Instead, they have gone along with Tory myth about the importance of not leaving future generations with the burden of debt. They have never asked “To whom would future generations owe this debt?” To their dead ancestors? To Martians? When Cameron and his accomplices banged on about how important it was to cut public expenditures because the average household in Britain owed about £3,000, they never pointed out that this meant that the average household in Britain was a creditor to the tune of about the same amount (after allowing for net overseas lending). Instead they went along with all this balanced budget nonsense. They did not understand that balancing the budget was just the excuse needed to justify the prime objective of the Tory Party, namely to reduce public expenditures in order to be able to reduce taxes on the rich. For Corbyn and his allies to go along with an overriding objective of balancing the budget is breathtaking economic illiteracy. And the working classes have paid the price.

One left-wing member of the panel on Question Time last week complained that the interests of the working classes were ignored by “the elite”. But it is members of the elite who have been most successful in promoting the interests of the working classes. The most successful pro-working class governments since the war have all been led mainly by politicians who would be castigated for being part of the elite, such as Clement Atlee, Harold Wilson, Tony Crosland, Barbara Castle, Richard Crossman, Roy Jenkins, Denis Healey, Tony Blair, and many others too numerous to list. They brought to politics not only a burning desire to improve the lot of the working classes (from which some of them, like me, had emerged) and reduce inequality in society but also an understanding of how free market economies work and how to deal with its deficiencies. This happens to be more effective than ignorant rhetoric that can only stroke the egos and satisfy the vanity of demagogues

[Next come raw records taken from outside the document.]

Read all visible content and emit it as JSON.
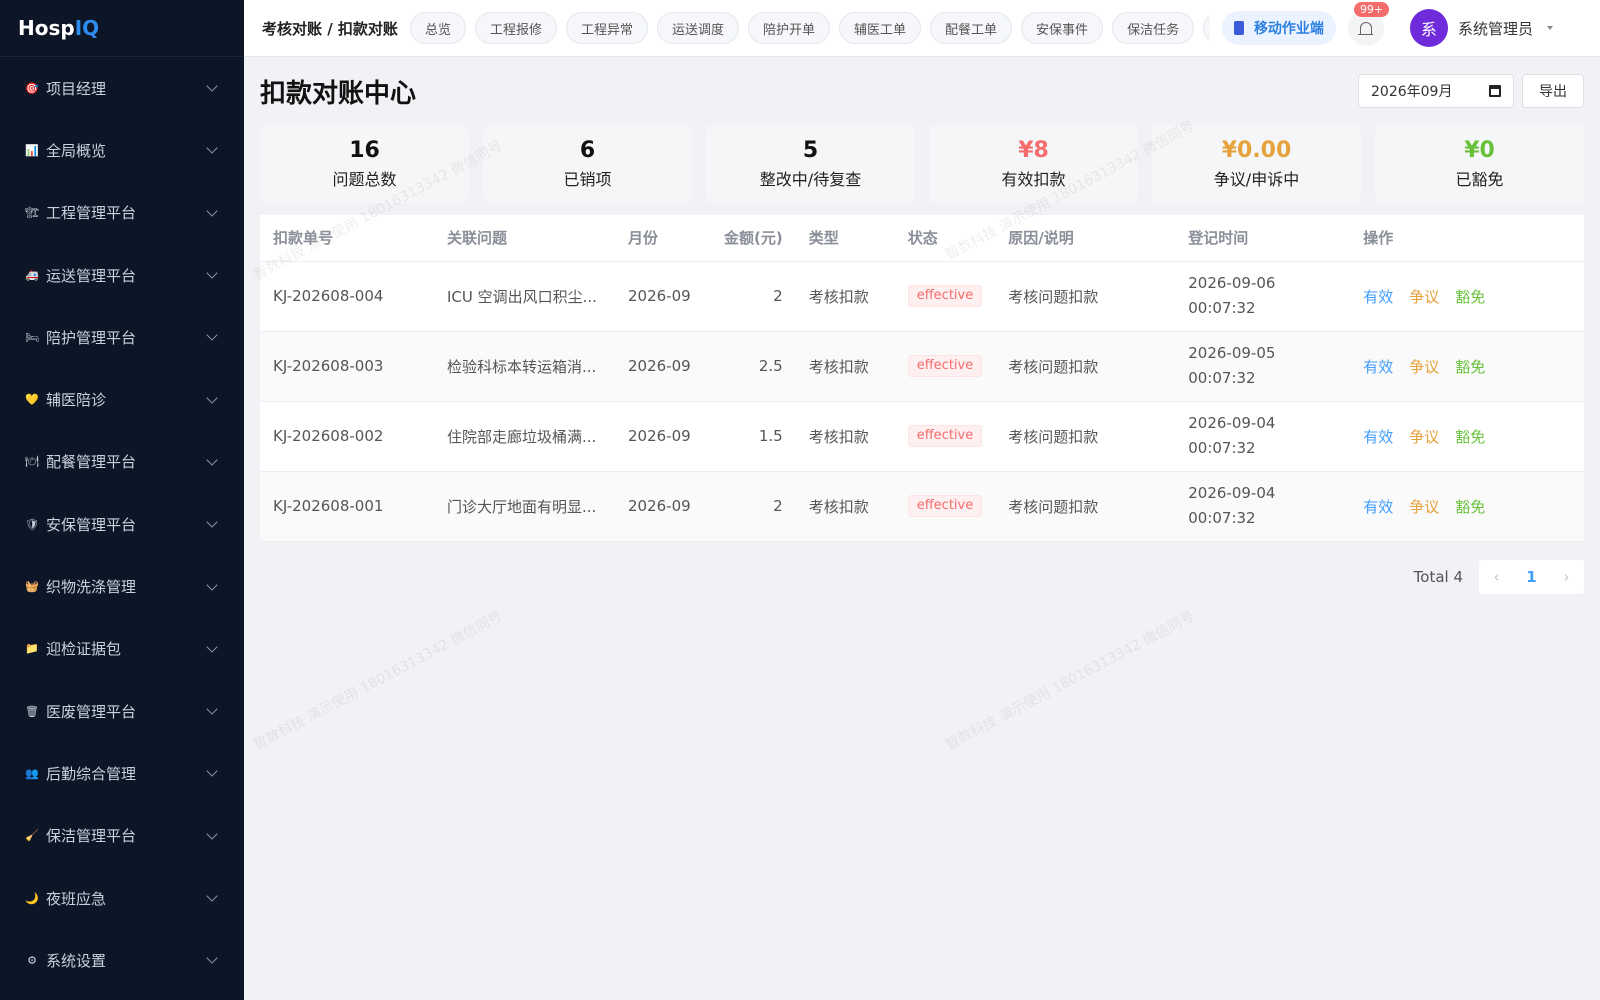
{
  "app": {
    "logo_part1": "Hosp",
    "logo_part2": "IQ"
  },
  "sidebar": {
    "items": [
      {
        "label": "项目经理",
        "icon": "🎯"
      },
      {
        "label": "全局概览",
        "icon": "📊"
      },
      {
        "label": "工程管理平台",
        "icon": "🏗"
      },
      {
        "label": "运送管理平台",
        "icon": "🚑"
      },
      {
        "label": "陪护管理平台",
        "icon": "🛏"
      },
      {
        "label": "辅医陪诊",
        "icon": "💛"
      },
      {
        "label": "配餐管理平台",
        "icon": "🍽"
      },
      {
        "label": "安保管理平台",
        "icon": "🛡"
      },
      {
        "label": "织物洗涤管理",
        "icon": "🧺"
      },
      {
        "label": "迎检证据包",
        "icon": "📁"
      },
      {
        "label": "医废管理平台",
        "icon": "🗑"
      },
      {
        "label": "后勤综合管理",
        "icon": "👥"
      },
      {
        "label": "保洁管理平台",
        "icon": "🧹"
      },
      {
        "label": "夜班应急",
        "icon": "🌙"
      },
      {
        "label": "系统设置",
        "icon": "⚙"
      }
    ]
  },
  "header": {
    "breadcrumb": "考核对账 / 扣款对账",
    "tabs": [
      "总览",
      "工程报修",
      "工程异常",
      "运送调度",
      "陪护开单",
      "辅医工单",
      "配餐工单",
      "安保事件",
      "保洁任务",
      "医"
    ],
    "mobile_label": "移动作业端",
    "notification_count": "99+",
    "avatar_text": "系",
    "username": "系统管理员"
  },
  "page": {
    "title": "扣款对账中心",
    "month_value": "2026年09月",
    "export_label": "导出"
  },
  "stats": [
    {
      "value": "16",
      "label": "问题总数",
      "tone": "default"
    },
    {
      "value": "6",
      "label": "已销项",
      "tone": "default"
    },
    {
      "value": "5",
      "label": "整改中/待复查",
      "tone": "default"
    },
    {
      "value": "¥8",
      "label": "有效扣款",
      "tone": "red"
    },
    {
      "value": "¥0.00",
      "label": "争议/申诉中",
      "tone": "orange"
    },
    {
      "value": "¥0",
      "label": "已豁免",
      "tone": "green"
    }
  ],
  "table": {
    "headers": [
      "扣款单号",
      "关联问题",
      "月份",
      "金额(元)",
      "类型",
      "状态",
      "原因/说明",
      "登记时间",
      "操作"
    ],
    "rows": [
      {
        "id": "KJ-202608-004",
        "issue": "ICU 空调出风口积尘...",
        "month": "2026-09",
        "amount": "2",
        "type": "考核扣款",
        "status": "effective",
        "reason": "考核问题扣款",
        "date": "2026-09-06",
        "time": "00:07:32"
      },
      {
        "id": "KJ-202608-003",
        "issue": "检验科标本转运箱消...",
        "month": "2026-09",
        "amount": "2.5",
        "type": "考核扣款",
        "status": "effective",
        "reason": "考核问题扣款",
        "date": "2026-09-05",
        "time": "00:07:32"
      },
      {
        "id": "KJ-202608-002",
        "issue": "住院部走廊垃圾桶满...",
        "month": "2026-09",
        "amount": "1.5",
        "type": "考核扣款",
        "status": "effective",
        "reason": "考核问题扣款",
        "date": "2026-09-04",
        "time": "00:07:32"
      },
      {
        "id": "KJ-202608-001",
        "issue": "门诊大厅地面有明显...",
        "month": "2026-09",
        "amount": "2",
        "type": "考核扣款",
        "status": "effective",
        "reason": "考核问题扣款",
        "date": "2026-09-04",
        "time": "00:07:32"
      }
    ],
    "actions": {
      "valid": "有效",
      "dispute": "争议",
      "waive": "豁免"
    }
  },
  "pagination": {
    "total_text": "Total 4",
    "current_page": "1",
    "prev_glyph": "‹",
    "next_glyph": "›"
  },
  "watermark": {
    "text": "智数科技 演示使用 18016313342 微信同号"
  },
  "colors": {
    "sidebar_bg": "#0d1627",
    "accent": "#409eff",
    "danger": "#f56c6c",
    "warning": "#e6a23c",
    "success": "#67c23a",
    "avatar": "#6f2bd9"
  }
}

People of stature like those I have singled out above seem to be much more rare in politics these days. But there is surely no need to go to other extreme and persist with leaders like Jeremy Corbyn, a certain election loser, however pure his motives and principled his ambitions.

Wilfred Beckerman is an Emeritus Fellow of Balliol College, Oxford, and was, for several years in the 1970s, the economics correspondent for the New Statesman